No matter whose name is on the title, if you and your spouse acquired a rental property during your marriage, California law considers it marital property – otherwise known as community property. According to state law, all community property is divided in half in a divorce case, regardless of whether or not this is equitable or fair. Luckily, you and your spouse will have several options for dividing a rental property before the matter must go to court.
California’s Community Property Law
California’s community property law states that if a divorce case goes before a judge, the courts will divide all community property evenly – a 50/50 split. Evenly does not necessarily mean equitably (fairly). In an equitable division state, the courts assess each case and divide jointly owned assets and properties based on what is fair for each spouse. In California and other community property states, however, marital property is split down the middle, regardless of the couple’s situation.
Is Your Rental Classified as Community Property?
California law identifies community vs. separate property based on when the asset was acquired. It does not look at who owns the property or whose name is on the title. Any property or asset that was owned prior to the marriage is classified as that person’s separate property, unless the couple commingled the asset upon marriage. Commingling an asset may involve adding the other spouse’s name to the property title or mortgage lender agreement. A property that was gifted or passed down through inheritance to one spouse during the marriage is also separate property.
Separate property will not be touched by the courts during a divorce case. Your rental property may be considered community property – and therefore at risk of being divided in half in a divorce case – if you and your spouse acquired the property during your marriage. In this case, the property is considered part of the community and equally owned by both of you, regardless of whether one of you put more time or money into the property.

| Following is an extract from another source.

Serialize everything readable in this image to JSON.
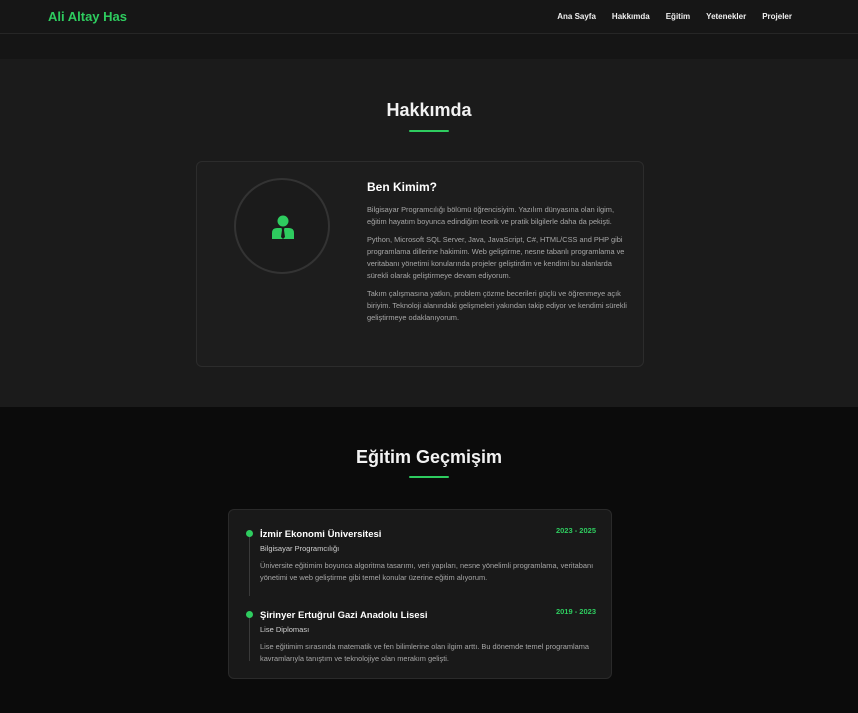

What Options Are Available to Divide Rental Properties in a Divorce?
If your rental property is considered marital or community property for divorce purposes, you and your spouse may be able to work together to come to an agreement on how to divide the asset. If you can compromise and reach a settlement, you can avoid taking the issue before a judge. There are a few different options available to a divorcing couple that owns rental properties in California:
- Keep the property and operate it together. Option one is for both of you to continue to jointly own the rental property, operate it together and split the proceeds. This may be the right choice if you do not want to sell the property for any reason and you’re comfortable continuing a business partnership with your ex-spouse after your divorce.
- Trade for an equivalent asset. If one of you wants sole ownership of the rental property, that party may be able to make an offer during settlement negotiations. For example, the requesting party may offer to trade for an equivalent asset, divide multiple rental properties of equal value between each other, or buy out the other spouse.
- Sell the rental property and split the profits. The third option is to sell the rental property and divide the profits. Have your rental property appraised to determine its current market value. This can help you and your spouse decide if selling the rental property and splitting the profits is the right choice for you at this time.
The best resolution for you and your family will depend on factors that are unique to your case, such as your goals, priorities, and the income and earning capacity of each spouse. For more information about how to divide rental properties during a California divorce case, contact the San Diego divorce lawyers at Boyd Law. Initial consultations with our divorce attorneys are free.